I was riding the Road Glide on that section of NH8, between Ajmer and Udaipur, where the road goes through a series of delightful corners and it became at once apparent that on this bike that is meant to cruise on straight highways there is a knack to tackling corners. You can really lean into a corner hard as long as you continue smooth throttle input into, through and out of the corner. The first few times trepidation might strike mid-corner and cause you to lift off and brake but the ABS is in its element precisely for moments like this and there are no surprises waiting for you around the corner so to speak.
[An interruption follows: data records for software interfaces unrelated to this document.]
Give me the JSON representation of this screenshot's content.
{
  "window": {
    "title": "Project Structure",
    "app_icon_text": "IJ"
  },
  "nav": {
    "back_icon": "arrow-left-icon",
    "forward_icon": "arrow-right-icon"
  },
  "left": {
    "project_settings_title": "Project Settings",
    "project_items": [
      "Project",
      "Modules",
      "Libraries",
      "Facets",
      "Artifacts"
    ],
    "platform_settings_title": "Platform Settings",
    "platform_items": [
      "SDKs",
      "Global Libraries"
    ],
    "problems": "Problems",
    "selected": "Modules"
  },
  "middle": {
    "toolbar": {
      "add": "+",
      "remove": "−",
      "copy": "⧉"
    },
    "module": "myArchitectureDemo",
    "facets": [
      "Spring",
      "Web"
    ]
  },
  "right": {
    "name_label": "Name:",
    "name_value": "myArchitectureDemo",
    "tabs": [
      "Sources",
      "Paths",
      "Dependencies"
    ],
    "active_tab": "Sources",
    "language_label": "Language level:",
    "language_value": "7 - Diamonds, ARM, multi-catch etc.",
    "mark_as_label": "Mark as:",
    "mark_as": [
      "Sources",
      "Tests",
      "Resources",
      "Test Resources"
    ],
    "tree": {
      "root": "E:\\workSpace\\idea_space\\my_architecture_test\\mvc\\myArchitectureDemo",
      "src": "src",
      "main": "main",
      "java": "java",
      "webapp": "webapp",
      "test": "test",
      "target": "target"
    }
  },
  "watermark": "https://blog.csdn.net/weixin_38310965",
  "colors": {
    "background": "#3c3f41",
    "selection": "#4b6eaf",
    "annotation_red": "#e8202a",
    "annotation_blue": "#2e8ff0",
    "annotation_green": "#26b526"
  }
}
While the torque on this engine lets you be lazy about gearshifts, the new slip and assist clutch also allows rapid yet smooth gear changes with no jarring thunks or false neutrals.
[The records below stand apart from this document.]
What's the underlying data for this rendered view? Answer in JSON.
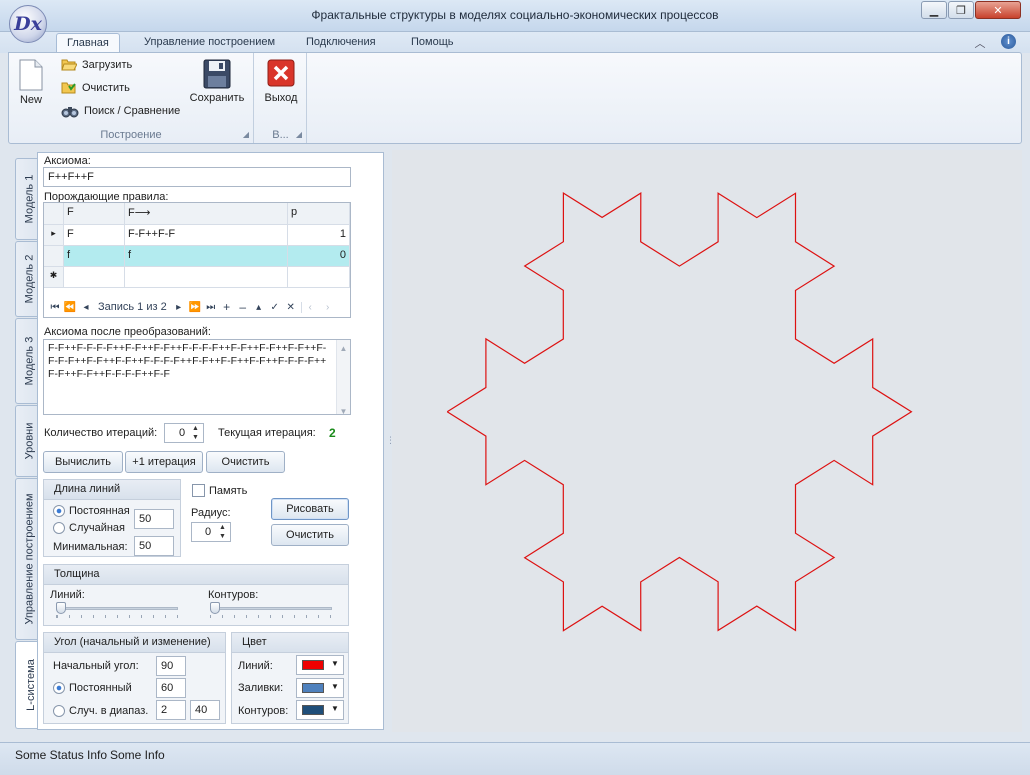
{
  "window": {
    "title": "Фрактальные структуры в моделях социально-экономических процессов",
    "logo_text": "Dx"
  },
  "ribbon": {
    "tabs": [
      {
        "label": "Главная",
        "active": true
      },
      {
        "label": "Управление построением",
        "active": false
      },
      {
        "label": "Подключения",
        "active": false
      },
      {
        "label": "Помощь",
        "active": false
      }
    ],
    "groups": {
      "build": {
        "label": "Построение",
        "new_label": "New",
        "load_label": "Загрузить",
        "clear_label": "Очистить",
        "search_label": "Поиск / Сравнение",
        "save_label": "Сохранить"
      },
      "exit": {
        "label": "В...",
        "exit_label": "Выход"
      }
    }
  },
  "side_tabs": [
    "Модель 1",
    "Модель 2",
    "Модель 3",
    "Уровни",
    "Управление построением",
    "L-система"
  ],
  "lsystem": {
    "axiom_label": "Аксиома:",
    "axiom_value": "F++F++F",
    "rules_label": "Порождающие правила:",
    "rules_columns": [
      "F",
      "F⟶",
      "p"
    ],
    "rules_rows": [
      {
        "marker": "▸",
        "symbol": "F",
        "replacement": "F-F++F-F",
        "p": "1"
      },
      {
        "marker": "",
        "symbol": "f",
        "replacement": "f",
        "p": "0"
      },
      {
        "marker": "✱",
        "symbol": "",
        "replacement": "",
        "p": ""
      }
    ],
    "navigator": {
      "record_text": "Запись 1 из 2",
      "icons": [
        "first-icon",
        "prev-page-icon",
        "prev-icon",
        "next-icon",
        "next-page-icon",
        "last-icon",
        "add-icon",
        "remove-icon",
        "up-icon",
        "check-icon",
        "cancel-icon"
      ]
    },
    "transformed_label": "Аксиома после преобразований:",
    "transformed_lines": [
      "F-F++F-F-F-F++F-F++F-F++F-F-F-F++F-F++F-F++F-F++F-",
      "F-F-F++F-F++F-F++F-F-F-F++F-F++F-F++F-F++F-F-F-F++",
      "F-F++F-F++F-F-F-F++F-F"
    ],
    "iterations_label": "Количество итераций:",
    "iterations_value": "0",
    "current_iteration_label": "Текущая итерация:",
    "current_iteration_value": "2",
    "buttons": {
      "compute": "Вычислить",
      "plus_one": "+1 итерация",
      "clear": "Очистить",
      "draw": "Рисовать",
      "clear_draw": "Очистить"
    },
    "line_length": {
      "title": "Длина линий",
      "constant_label": "Постоянная",
      "random_label": "Случайная",
      "constant_value": "50",
      "min_label": "Минимальная:",
      "min_value": "50",
      "selected": "constant"
    },
    "memory_label": "Память",
    "memory_checked": false,
    "radius_label": "Радиус:",
    "radius_value": "0",
    "thickness": {
      "title": "Толщина",
      "lines_label": "Линий:",
      "contours_label": "Контуров:",
      "lines_level": 0,
      "contours_level": 0
    },
    "angle": {
      "title": "Угол (начальный и изменение)",
      "start_label": "Начальный угол:",
      "start_value": "90",
      "constant_label": "Постоянный",
      "constant_value": "60",
      "random_label": "Случ. в диапаз.",
      "range_from": "2",
      "range_to": "40",
      "selected": "constant"
    },
    "color": {
      "title": "Цвет",
      "lines_label": "Линий:",
      "fill_label": "Заливки:",
      "contours_label": "Контуров:",
      "lines_color": "#ee0000",
      "fill_color": "#4f81bd",
      "contours_color": "#1f4e79"
    }
  },
  "fractal": {
    "type": "Koch snowflake",
    "stroke_color": "#dd1111"
  },
  "status": {
    "items": [
      "Some Status Info",
      "Some Info"
    ]
  }
}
The new suspension (featuring Showa dual-bending valves in the front forks and an easier preload adjustment system in the rear suspension) is good for fantastic handling of this behemoth, though I found it a little too stiff especially on sections of highway where tar has creased into ripples thanks to the hot Rajasthani summer. Big potholes do cause a jarring thud. This is also partly due to the low profile tyres featured on the bike.
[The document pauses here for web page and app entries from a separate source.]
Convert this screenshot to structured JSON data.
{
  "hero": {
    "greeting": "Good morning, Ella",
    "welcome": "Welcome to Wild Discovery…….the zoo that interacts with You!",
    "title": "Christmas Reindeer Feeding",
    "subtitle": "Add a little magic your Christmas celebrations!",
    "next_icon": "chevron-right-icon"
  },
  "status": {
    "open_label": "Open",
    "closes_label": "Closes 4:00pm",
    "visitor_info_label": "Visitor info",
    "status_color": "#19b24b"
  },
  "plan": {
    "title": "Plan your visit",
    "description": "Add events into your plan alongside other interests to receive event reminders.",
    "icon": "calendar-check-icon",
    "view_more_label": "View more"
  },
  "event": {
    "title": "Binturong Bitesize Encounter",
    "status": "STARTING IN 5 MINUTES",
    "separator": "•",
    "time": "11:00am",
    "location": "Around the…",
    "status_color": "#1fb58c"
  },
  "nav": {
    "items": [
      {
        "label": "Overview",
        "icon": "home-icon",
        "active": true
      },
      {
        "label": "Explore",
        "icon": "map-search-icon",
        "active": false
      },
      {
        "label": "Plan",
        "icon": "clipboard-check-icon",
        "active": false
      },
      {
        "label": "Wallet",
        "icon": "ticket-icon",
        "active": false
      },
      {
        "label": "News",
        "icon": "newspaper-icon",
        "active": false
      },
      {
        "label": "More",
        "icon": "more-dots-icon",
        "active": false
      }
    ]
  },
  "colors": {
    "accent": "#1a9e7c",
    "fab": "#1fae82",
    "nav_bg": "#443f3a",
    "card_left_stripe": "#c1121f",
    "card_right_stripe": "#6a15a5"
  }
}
2017 Road King
I hopped off the Road Glide and jumped onto the new Road King with the Milwaukee Eight engine, and within a few kilometres I was convinced that I would pick the Road King over the Road Glide. Even though the Road Glide featured a Screamin’ Eagle pro-tune package that made it sharper in acceleration and quicker in pace than the stock Road King, the latter feels like a more sorted motorcycle over long distances. The suspension is a tad softer, I liked the unrestricted view since there was no infotainment console, and the Plexiglas windshield largely reduced wind buffeting. Besides that, I prefer that sense of barebones long-distance motorcycling that the Road King exudes. Comfortable seat, a good smooth engine, well positioned handlebars and two wheels – no other complexities.
In tune with its tradition of staying away measuring 0 to 100 runs in seconds, Harley claims that the Milwaukee Eight Road King will beat the older Road King by 2 to 3 bike lengths in a 0 to 100kph dash.
Buying a Harley-Davidson has always been about not just buying a motorcycle. It is in fact, more about subscribing to a certain lifestyle that features the call of the open road, camaraderie on road trips and riding with friends. You would almost certainly never buy a Harley-Davidson motorcycle if your primary need were just a bike for your daily commute. You buy a Harley-Davidson for the joy of motorcycling and with the company adding more models to its fleet, you have plenty of options to choose from, depending on whether you want to do a quick Sunday morning breakfast ride or just swing a leg on the saddle and ride away into the horizon.
Rishad Saam Mehta